WORK TASK. In the data below, find each line containing the string "Internet" and return it.

TASK INPUTS section start

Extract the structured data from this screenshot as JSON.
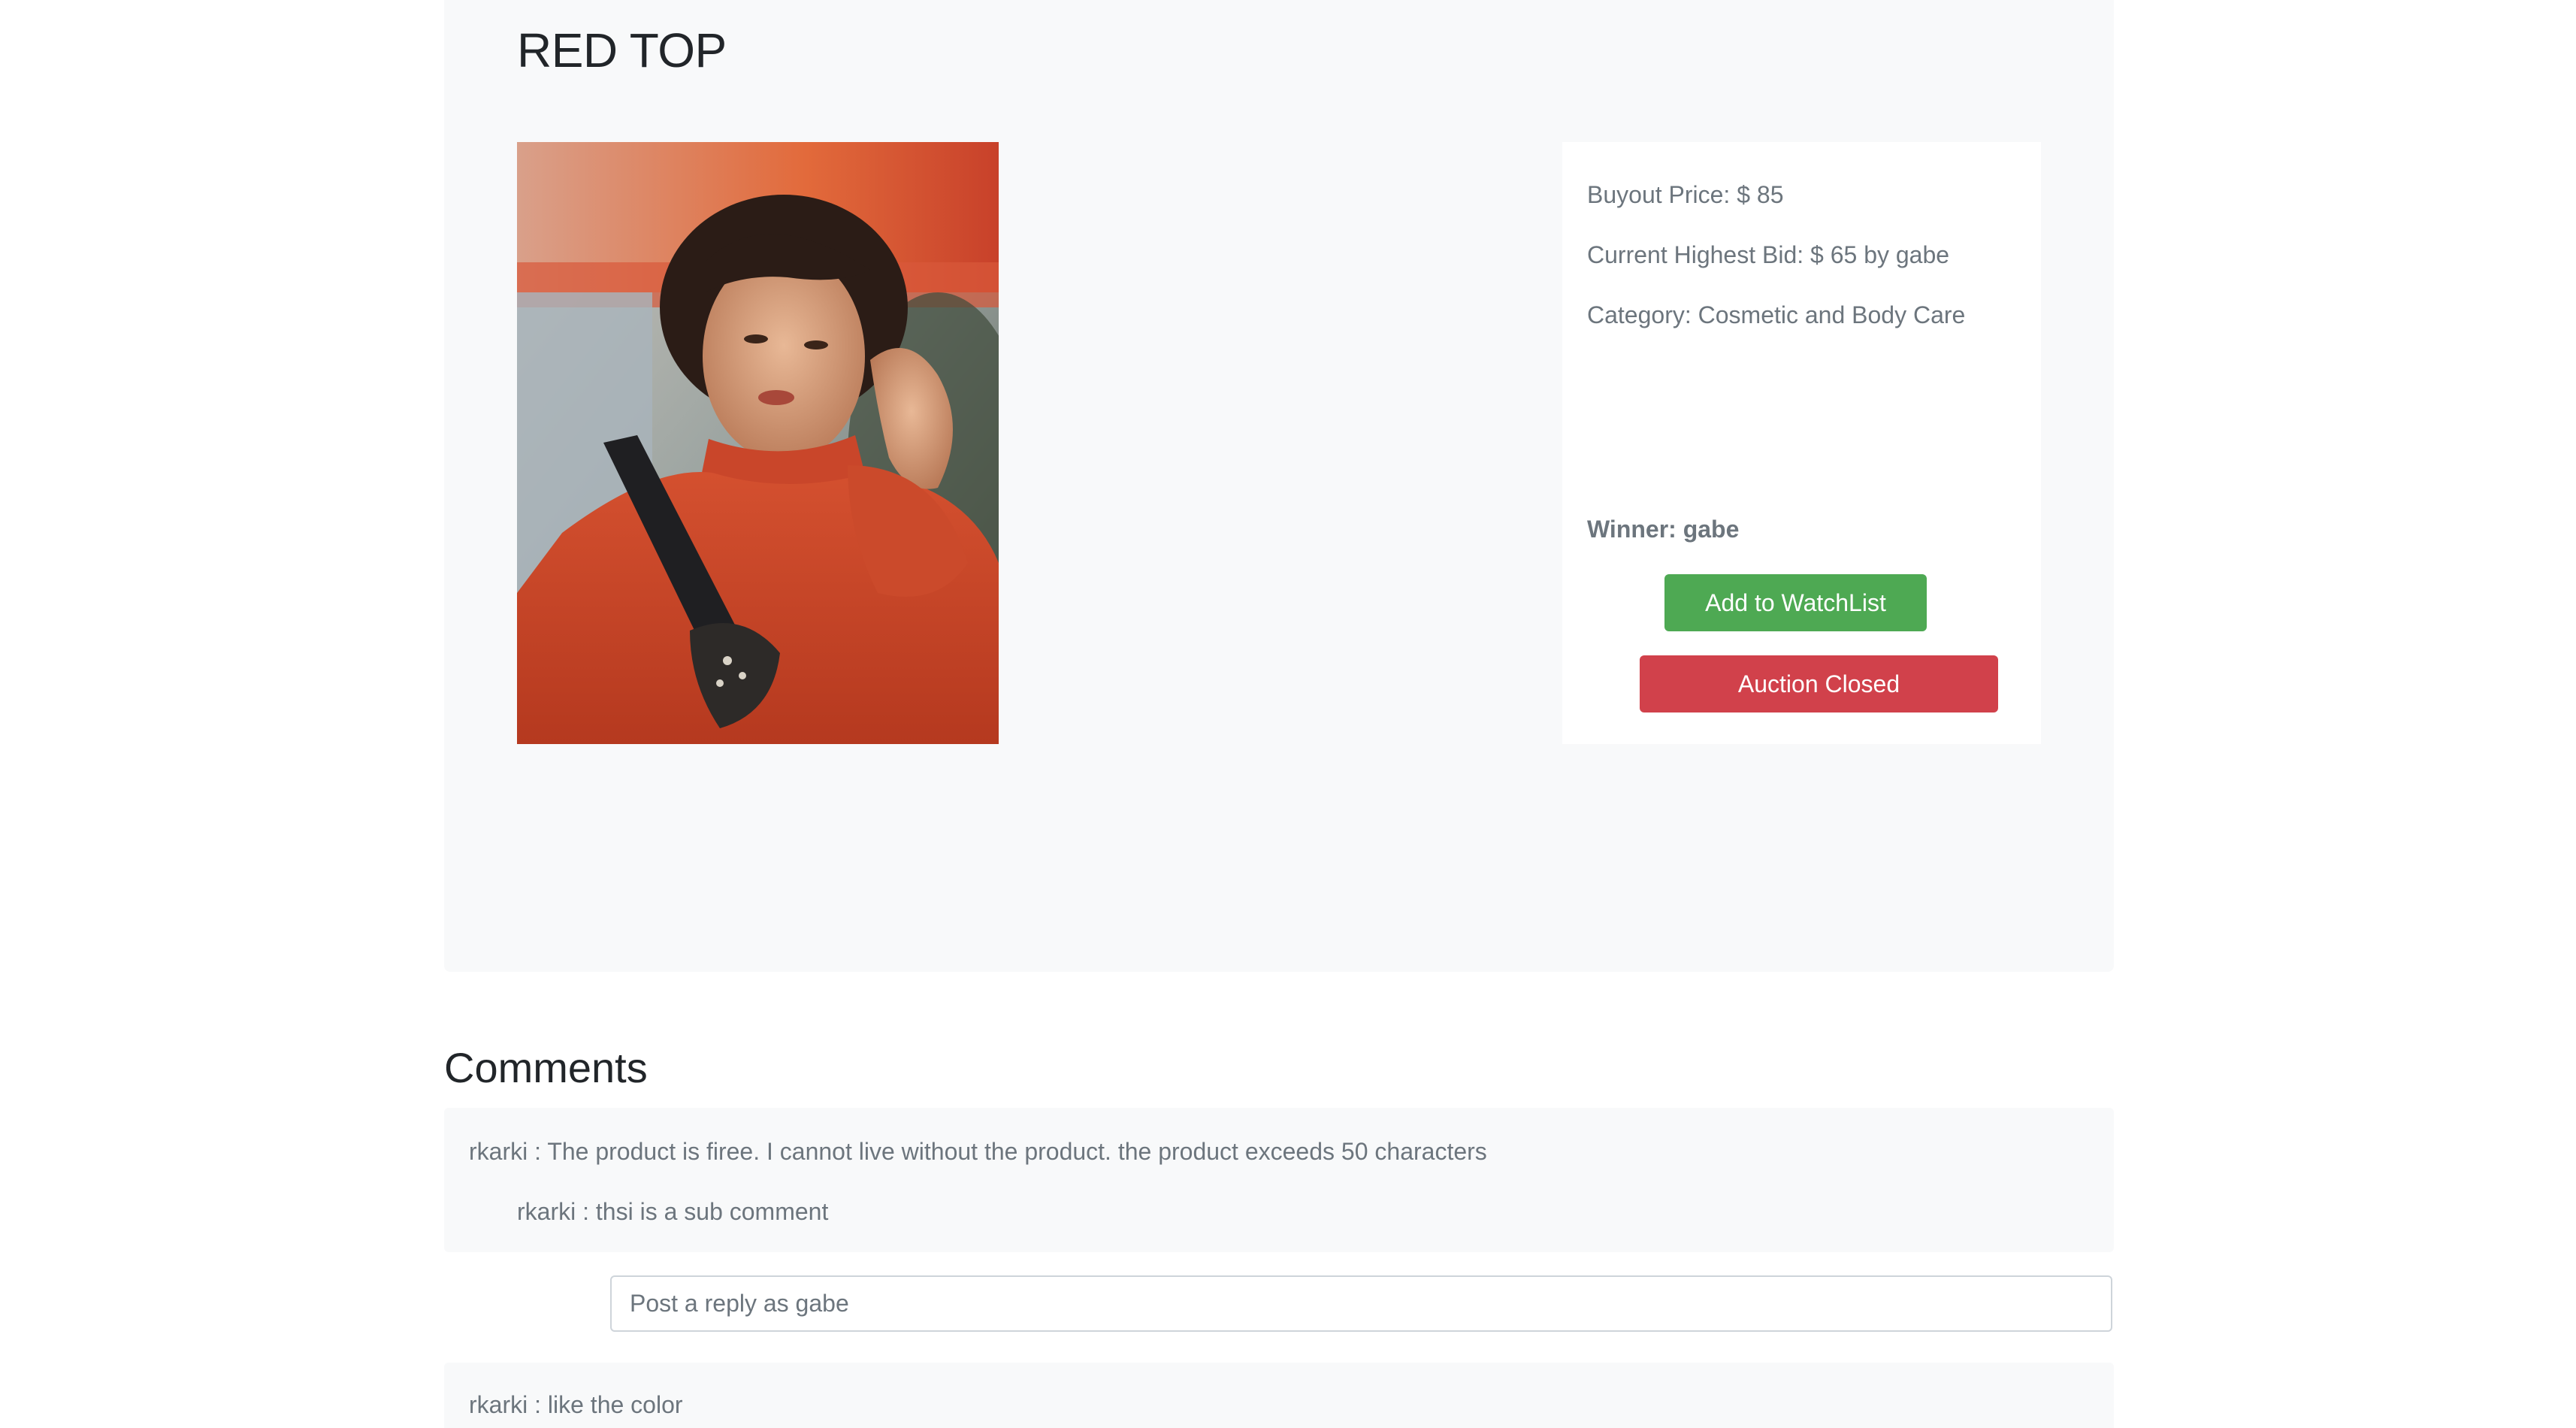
{
  "product": {
    "title": "RED TOP",
    "image_alt": "Woman in red turtleneck sweater"
  },
  "details": {
    "buyout": "Buyout Price: $ 85",
    "highest_bid": "Current Highest Bid: $ 65 by gabe",
    "category": "Category: Cosmetic and Body Care",
    "winner": "Winner: gabe",
    "watchlist_label": "Add to WatchList",
    "closed_label": "Auction Closed"
  },
  "comments": {
    "heading": "Comments",
    "items": [
      {
        "text": "rkarki : The product is firee. I cannot live without the product. the product exceeds 50 characters",
        "replies": [
          "rkarki : thsi is a sub comment"
        ]
      },
      {
        "text": "rkarki : like the color",
        "replies": []
      }
    ],
    "reply_placeholder": "Post a reply as gabe"
  },
  "colors": {
    "panel_bg": "#f8f9fa",
    "success": "#4ea953",
    "danger": "#d1414b",
    "muted_text": "#6c757d"
  }
}
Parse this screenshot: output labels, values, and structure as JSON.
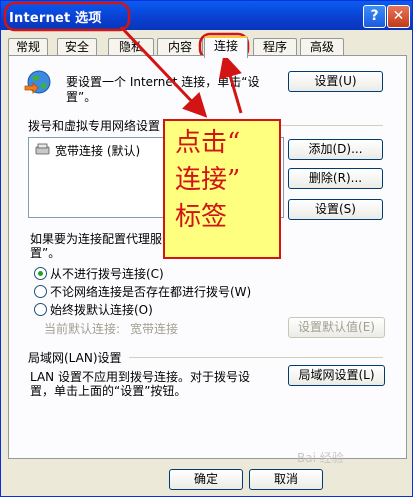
{
  "window": {
    "title": "Internet 选项",
    "help_glyph": "?",
    "close_glyph": "✕"
  },
  "tabs": [
    {
      "label": "常规"
    },
    {
      "label": "安全"
    },
    {
      "label": "隐私"
    },
    {
      "label": "内容"
    },
    {
      "label": "连接",
      "active": true
    },
    {
      "label": "程序"
    },
    {
      "label": "高级"
    }
  ],
  "setup": {
    "text_line1": "要设置一个 Internet 连接，单击“设",
    "text_line2": "置”。",
    "button": "设置(U)"
  },
  "dialup": {
    "group_label": "拨号和虚拟专用网络设置",
    "items": [
      {
        "label": "宽带连接 (默认)",
        "icon": "broadband-icon"
      }
    ],
    "add_button": "添加(D)...",
    "remove_button": "删除(R)...",
    "settings_button": "设置(S)"
  },
  "proxy_note": {
    "line1": "如果要为连接配置代理服",
    "line2": "置”。"
  },
  "radios": [
    {
      "label": "从不进行拨号连接(C)",
      "selected": true
    },
    {
      "label": "不论网络连接是否存在都进行拨号(W)",
      "selected": false
    },
    {
      "label": "始终拨默认连接(O)",
      "selected": false
    }
  ],
  "default_connection": {
    "label": "当前默认连接:",
    "value": "宽带连接",
    "button": "设置默认值(E)"
  },
  "lan": {
    "group_label": "局域网(LAN)设置",
    "text_line1": "LAN 设置不应用到拨号连接。对于拨号设",
    "text_line2": "置，单击上面的“设置”按钮。",
    "button": "局域网设置(L)"
  },
  "callout": {
    "text": "点击“\n连接”\n标签"
  },
  "bottom_buttons": {
    "ok": "确定",
    "cancel": "取消"
  },
  "watermark": "Bai 经验",
  "colors": {
    "accent_red": "#D21414",
    "callout_bg": "#FFFF7F",
    "titlebar_blue": "#0A3FD0"
  }
}
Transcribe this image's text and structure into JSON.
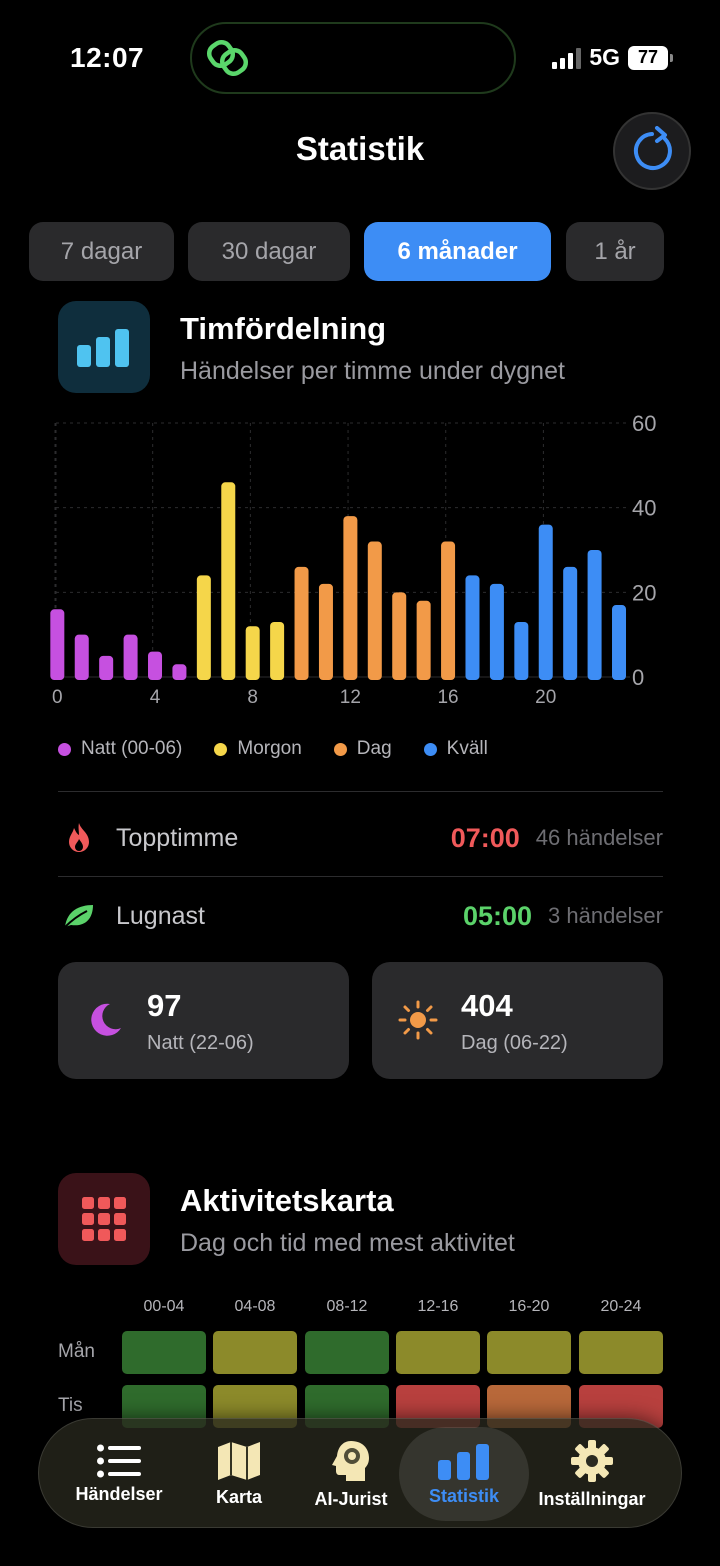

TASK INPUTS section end

RESPONSE AREA.
    "title": "Internet 选项",
    "text_line1": "要设置一个 Internet 连接，单击“设",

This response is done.